A tropical depression east of the Philippines could turn into a tropical storm, the Central Weather Bureau said yesterday.
The bureau said the depression formed at 2am yesterday and was about 1,930km from Taiwan, adding that the system was moving northwest and has the potential to become a tropical storm.
If this occurs, the bureau said that it would be named Utor, which means “squall line” in Marshallese.
Weather forecaster Liu Jen-wei (劉人瑋) said the storm’s movement would be determined by the strength of a high-pressure system in the Pacific.
“If the high-pressure system is strong, the storm will continue to move west. If the high-pressure system is weak, the storm is likely to move northwest,” she said.
The approaching storm could help ease the hot temperatures that the nation has been experiencing all week. On Thursday, thermometers in Taipei reached 39.3°C, the highest temperature recorded in the city since records began 117 years ago.
Temperatures in Taipei yesterday peaked at 37.9°C at 11:14am. Temperatures of 37.2°C were recorded in Banciao, 36.1°C in Tamsui and 35°C Hsinchu.
Liu said temperatures had fallen slightly because of an increase in cloud cover.

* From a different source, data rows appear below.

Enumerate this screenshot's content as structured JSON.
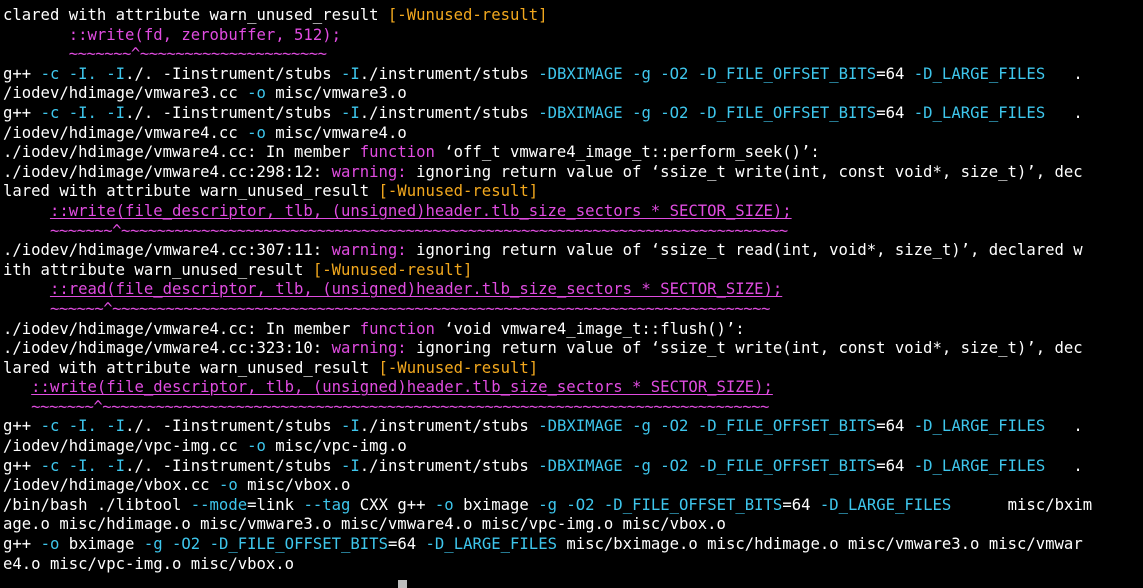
{
  "colors": {
    "background": "#000000",
    "text": "#ffffff",
    "option_flag": "#3ec6ec",
    "warning_keyword": "#e04ce0",
    "warning_option": "#f2a81e",
    "caret_marker": "#e04ce0",
    "cursor": "#bdbdbd"
  },
  "terminal": {
    "lines": [
      [
        {
          "c": "w",
          "t": "clared with attribute warn_unused_result "
        },
        {
          "c": "y",
          "t": "[-Wunused-result]"
        }
      ],
      [
        {
          "c": "w",
          "t": "       "
        },
        {
          "c": "m",
          "t": "::write(fd, zerobuffer, 512);"
        }
      ],
      [
        {
          "c": "w",
          "t": "       "
        },
        {
          "c": "sq",
          "t": "~~~~~~~^~~~~~~~~~~~~~~~~~~~~~"
        }
      ],
      [
        {
          "c": "w",
          "t": "g++ "
        },
        {
          "c": "c",
          "t": "-c"
        },
        {
          "c": "w",
          "t": " "
        },
        {
          "c": "c",
          "t": "-I."
        },
        {
          "c": "w",
          "t": " "
        },
        {
          "c": "c",
          "t": "-I"
        },
        {
          "c": "w",
          "t": "./. -Iinstrument/stubs "
        },
        {
          "c": "c",
          "t": "-I"
        },
        {
          "c": "w",
          "t": "./instrument/stubs "
        },
        {
          "c": "c",
          "t": "-DBXIMAGE"
        },
        {
          "c": "w",
          "t": " "
        },
        {
          "c": "c",
          "t": "-g"
        },
        {
          "c": "w",
          "t": " "
        },
        {
          "c": "c",
          "t": "-O2"
        },
        {
          "c": "w",
          "t": " "
        },
        {
          "c": "c",
          "t": "-D_FILE_OFFSET_BITS"
        },
        {
          "c": "w",
          "t": "=64 "
        },
        {
          "c": "c",
          "t": "-D_LARGE_FILES"
        },
        {
          "c": "w",
          "t": "   ."
        }
      ],
      [
        {
          "c": "w",
          "t": "/iodev/hdimage/vmware3.cc "
        },
        {
          "c": "c",
          "t": "-o"
        },
        {
          "c": "w",
          "t": " misc/vmware3.o"
        }
      ],
      [
        {
          "c": "w",
          "t": "g++ "
        },
        {
          "c": "c",
          "t": "-c"
        },
        {
          "c": "w",
          "t": " "
        },
        {
          "c": "c",
          "t": "-I."
        },
        {
          "c": "w",
          "t": " "
        },
        {
          "c": "c",
          "t": "-I"
        },
        {
          "c": "w",
          "t": "./. -Iinstrument/stubs "
        },
        {
          "c": "c",
          "t": "-I"
        },
        {
          "c": "w",
          "t": "./instrument/stubs "
        },
        {
          "c": "c",
          "t": "-DBXIMAGE"
        },
        {
          "c": "w",
          "t": " "
        },
        {
          "c": "c",
          "t": "-g"
        },
        {
          "c": "w",
          "t": " "
        },
        {
          "c": "c",
          "t": "-O2"
        },
        {
          "c": "w",
          "t": " "
        },
        {
          "c": "c",
          "t": "-D_FILE_OFFSET_BITS"
        },
        {
          "c": "w",
          "t": "=64 "
        },
        {
          "c": "c",
          "t": "-D_LARGE_FILES"
        },
        {
          "c": "w",
          "t": "   ."
        }
      ],
      [
        {
          "c": "w",
          "t": "/iodev/hdimage/vmware4.cc "
        },
        {
          "c": "c",
          "t": "-o"
        },
        {
          "c": "w",
          "t": " misc/vmware4.o"
        }
      ],
      [
        {
          "c": "w",
          "t": "./iodev/hdimage/vmware4.cc: In member "
        },
        {
          "c": "m",
          "t": "function"
        },
        {
          "c": "w",
          "t": " ‘off_t vmware4_image_t::perform_seek()’:"
        }
      ],
      [
        {
          "c": "w",
          "t": "./iodev/hdimage/vmware4.cc:298:12: "
        },
        {
          "c": "m",
          "t": "warning:"
        },
        {
          "c": "w",
          "t": " ignoring return value of ‘ssize_t write(int, const void*, size_t)’, dec"
        }
      ],
      [
        {
          "c": "w",
          "t": "lared with attribute warn_unused_result "
        },
        {
          "c": "y",
          "t": "[-Wunused-result]"
        }
      ],
      [
        {
          "c": "w",
          "t": "     "
        },
        {
          "c": "m-u",
          "t": "::write(file_descriptor, tlb, (unsigned)header.tlb_size_sectors * SECTOR_SIZE);"
        }
      ],
      [
        {
          "c": "w",
          "t": "     "
        },
        {
          "c": "sq",
          "t": "~~~~~~~^~~~~~~~~~~~~~~~~~~~~~~~~~~~~~~~~~~~~~~~~~~~~~~~~~~~~~~~~~~~~~~~~~~~~~~~~~~~"
        }
      ],
      [
        {
          "c": "w",
          "t": "./iodev/hdimage/vmware4.cc:307:11: "
        },
        {
          "c": "m",
          "t": "warning:"
        },
        {
          "c": "w",
          "t": " ignoring return value of ‘ssize_t read(int, void*, size_t)’, declared w"
        }
      ],
      [
        {
          "c": "w",
          "t": "ith attribute warn_unused_result "
        },
        {
          "c": "y",
          "t": "[-Wunused-result]"
        }
      ],
      [
        {
          "c": "w",
          "t": "     "
        },
        {
          "c": "m-u",
          "t": "::read(file_descriptor, tlb, (unsigned)header.tlb_size_sectors * SECTOR_SIZE);"
        }
      ],
      [
        {
          "c": "w",
          "t": "     "
        },
        {
          "c": "sq",
          "t": "~~~~~~^~~~~~~~~~~~~~~~~~~~~~~~~~~~~~~~~~~~~~~~~~~~~~~~~~~~~~~~~~~~~~~~~~~~~~~~~~~"
        }
      ],
      [
        {
          "c": "w",
          "t": "./iodev/hdimage/vmware4.cc: In member "
        },
        {
          "c": "m",
          "t": "function"
        },
        {
          "c": "w",
          "t": " ‘void vmware4_image_t::flush()’:"
        }
      ],
      [
        {
          "c": "w",
          "t": "./iodev/hdimage/vmware4.cc:323:10: "
        },
        {
          "c": "m",
          "t": "warning:"
        },
        {
          "c": "w",
          "t": " ignoring return value of ‘ssize_t write(int, const void*, size_t)’, dec"
        }
      ],
      [
        {
          "c": "w",
          "t": "lared with attribute warn_unused_result "
        },
        {
          "c": "y",
          "t": "[-Wunused-result]"
        }
      ],
      [
        {
          "c": "w",
          "t": "   "
        },
        {
          "c": "m-u",
          "t": "::write(file_descriptor, tlb, (unsigned)header.tlb_size_sectors * SECTOR_SIZE);"
        }
      ],
      [
        {
          "c": "w",
          "t": "   "
        },
        {
          "c": "sq",
          "t": "~~~~~~~^~~~~~~~~~~~~~~~~~~~~~~~~~~~~~~~~~~~~~~~~~~~~~~~~~~~~~~~~~~~~~~~~~~~~~~~~~~~"
        }
      ],
      [
        {
          "c": "w",
          "t": "g++ "
        },
        {
          "c": "c",
          "t": "-c"
        },
        {
          "c": "w",
          "t": " "
        },
        {
          "c": "c",
          "t": "-I."
        },
        {
          "c": "w",
          "t": " "
        },
        {
          "c": "c",
          "t": "-I"
        },
        {
          "c": "w",
          "t": "./. -Iinstrument/stubs "
        },
        {
          "c": "c",
          "t": "-I"
        },
        {
          "c": "w",
          "t": "./instrument/stubs "
        },
        {
          "c": "c",
          "t": "-DBXIMAGE"
        },
        {
          "c": "w",
          "t": " "
        },
        {
          "c": "c",
          "t": "-g"
        },
        {
          "c": "w",
          "t": " "
        },
        {
          "c": "c",
          "t": "-O2"
        },
        {
          "c": "w",
          "t": " "
        },
        {
          "c": "c",
          "t": "-D_FILE_OFFSET_BITS"
        },
        {
          "c": "w",
          "t": "=64 "
        },
        {
          "c": "c",
          "t": "-D_LARGE_FILES"
        },
        {
          "c": "w",
          "t": "   ."
        }
      ],
      [
        {
          "c": "w",
          "t": "/iodev/hdimage/vpc-img.cc "
        },
        {
          "c": "c",
          "t": "-o"
        },
        {
          "c": "w",
          "t": " misc/vpc-img.o"
        }
      ],
      [
        {
          "c": "w",
          "t": "g++ "
        },
        {
          "c": "c",
          "t": "-c"
        },
        {
          "c": "w",
          "t": " "
        },
        {
          "c": "c",
          "t": "-I."
        },
        {
          "c": "w",
          "t": " "
        },
        {
          "c": "c",
          "t": "-I"
        },
        {
          "c": "w",
          "t": "./. -Iinstrument/stubs "
        },
        {
          "c": "c",
          "t": "-I"
        },
        {
          "c": "w",
          "t": "./instrument/stubs "
        },
        {
          "c": "c",
          "t": "-DBXIMAGE"
        },
        {
          "c": "w",
          "t": " "
        },
        {
          "c": "c",
          "t": "-g"
        },
        {
          "c": "w",
          "t": " "
        },
        {
          "c": "c",
          "t": "-O2"
        },
        {
          "c": "w",
          "t": " "
        },
        {
          "c": "c",
          "t": "-D_FILE_OFFSET_BITS"
        },
        {
          "c": "w",
          "t": "=64 "
        },
        {
          "c": "c",
          "t": "-D_LARGE_FILES"
        },
        {
          "c": "w",
          "t": "   ."
        }
      ],
      [
        {
          "c": "w",
          "t": "/iodev/hdimage/vbox.cc "
        },
        {
          "c": "c",
          "t": "-o"
        },
        {
          "c": "w",
          "t": " misc/vbox.o"
        }
      ],
      [
        {
          "c": "w",
          "t": "/bin/bash ./libtool "
        },
        {
          "c": "c",
          "t": "--mode"
        },
        {
          "c": "w",
          "t": "=link "
        },
        {
          "c": "c",
          "t": "--tag"
        },
        {
          "c": "w",
          "t": " CXX g++ "
        },
        {
          "c": "c",
          "t": "-o"
        },
        {
          "c": "w",
          "t": " bximage "
        },
        {
          "c": "c",
          "t": "-g"
        },
        {
          "c": "w",
          "t": " "
        },
        {
          "c": "c",
          "t": "-O2"
        },
        {
          "c": "w",
          "t": " "
        },
        {
          "c": "c",
          "t": "-D_FILE_OFFSET_BITS"
        },
        {
          "c": "w",
          "t": "=64 "
        },
        {
          "c": "c",
          "t": "-D_LARGE_FILES"
        },
        {
          "c": "w",
          "t": "      misc/bxim"
        }
      ],
      [
        {
          "c": "w",
          "t": "age.o misc/hdimage.o misc/vmware3.o misc/vmware4.o misc/vpc-img.o misc/vbox.o"
        }
      ],
      [
        {
          "c": "w",
          "t": "g++ "
        },
        {
          "c": "c",
          "t": "-o"
        },
        {
          "c": "w",
          "t": " bximage "
        },
        {
          "c": "c",
          "t": "-g"
        },
        {
          "c": "w",
          "t": " "
        },
        {
          "c": "c",
          "t": "-O2"
        },
        {
          "c": "w",
          "t": " "
        },
        {
          "c": "c",
          "t": "-D_FILE_OFFSET_BITS"
        },
        {
          "c": "w",
          "t": "=64 "
        },
        {
          "c": "c",
          "t": "-D_LARGE_FILES"
        },
        {
          "c": "w",
          "t": " misc/bximage.o misc/hdimage.o misc/vmware3.o misc/vmwar"
        }
      ],
      [
        {
          "c": "w",
          "t": "e4.o misc/vpc-img.o misc/vbox.o"
        }
      ]
    ]
  }
}
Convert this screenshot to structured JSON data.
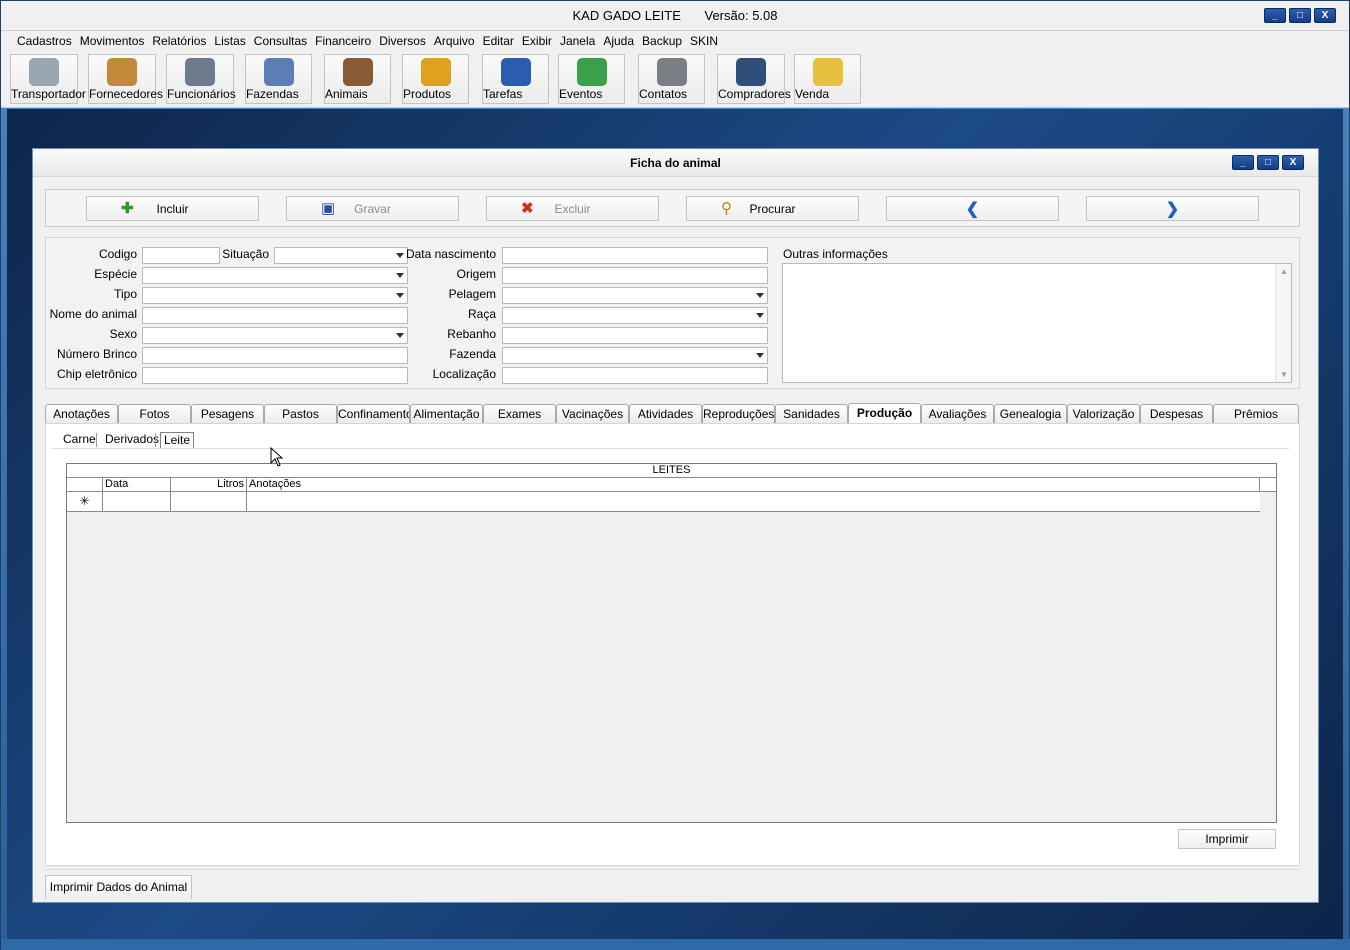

Cheng Ming-dean (鄭明典), director of the bureau’s weather forecast center, said the high-pressure system in the northern hemisphere’s subtropical zone is very strong this year. He said that a lack of clouds and a relatively stable weather system have helped drive up temperatures.